Entries from a dataset of interfaces

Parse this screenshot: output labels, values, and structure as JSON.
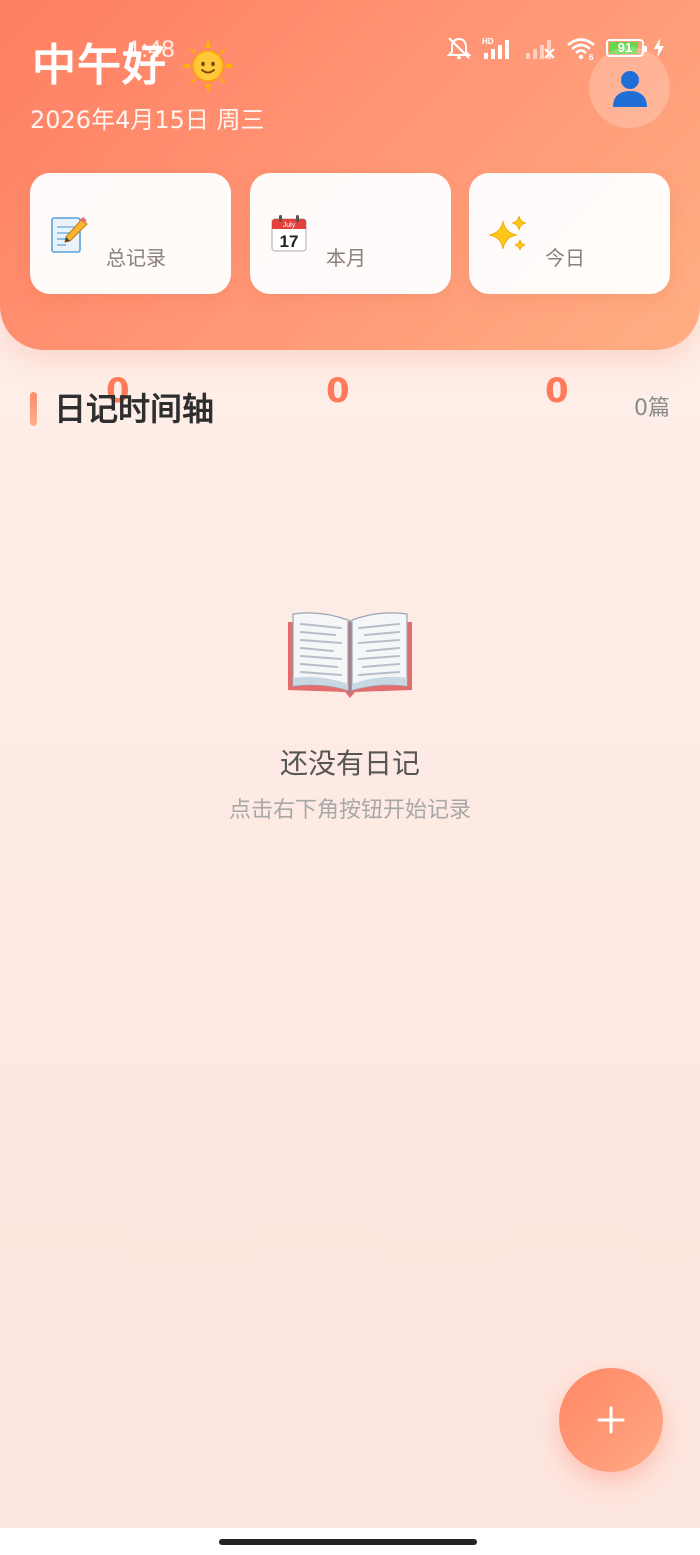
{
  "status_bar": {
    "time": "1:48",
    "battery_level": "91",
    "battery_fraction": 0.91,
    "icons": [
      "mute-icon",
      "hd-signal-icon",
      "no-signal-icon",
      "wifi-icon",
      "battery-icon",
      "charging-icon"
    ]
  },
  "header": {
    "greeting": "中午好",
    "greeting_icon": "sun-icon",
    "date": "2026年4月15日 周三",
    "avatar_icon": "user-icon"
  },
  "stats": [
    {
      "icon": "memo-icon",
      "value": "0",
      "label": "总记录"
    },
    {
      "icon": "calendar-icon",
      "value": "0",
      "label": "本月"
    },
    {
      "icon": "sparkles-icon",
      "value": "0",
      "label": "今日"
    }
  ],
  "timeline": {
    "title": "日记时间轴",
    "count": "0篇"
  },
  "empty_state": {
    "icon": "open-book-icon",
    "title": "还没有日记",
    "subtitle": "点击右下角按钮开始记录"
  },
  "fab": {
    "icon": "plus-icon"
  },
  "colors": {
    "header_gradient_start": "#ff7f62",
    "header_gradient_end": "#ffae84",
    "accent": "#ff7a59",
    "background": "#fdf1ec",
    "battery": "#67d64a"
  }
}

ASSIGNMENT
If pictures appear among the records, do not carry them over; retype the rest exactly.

REPLY TO THE EXERCISE
Parse this screenshot: output labels, values, and structure as JSON.
{
  "status_bar": {
    "time": "1:48",
    "battery_level": "91",
    "battery_fraction": 0.91,
    "icons": [
      "mute-icon",
      "hd-signal-icon",
      "no-signal-icon",
      "wifi-icon",
      "battery-icon",
      "charging-icon"
    ]
  },
  "header": {
    "greeting": "中午好",
    "greeting_icon": "sun-icon",
    "date": "2026年4月15日 周三",
    "avatar_icon": "user-icon"
  },
  "stats": [
    {
      "icon": "memo-icon",
      "value": "0",
      "label": "总记录"
    },
    {
      "icon": "calendar-icon",
      "value": "0",
      "label": "本月"
    },
    {
      "icon": "sparkles-icon",
      "value": "0",
      "label": "今日"
    }
  ],
  "timeline": {
    "title": "日记时间轴",
    "count": "0篇"
  },
  "empty_state": {
    "icon": "open-book-icon",
    "title": "还没有日记",
    "subtitle": "点击右下角按钮开始记录"
  },
  "fab": {
    "icon": "plus-icon"
  },
  "colors": {
    "header_gradient_start": "#ff7f62",
    "header_gradient_end": "#ffae84",
    "accent": "#ff7a59",
    "background": "#fdf1ec",
    "battery": "#67d64a"
  }
}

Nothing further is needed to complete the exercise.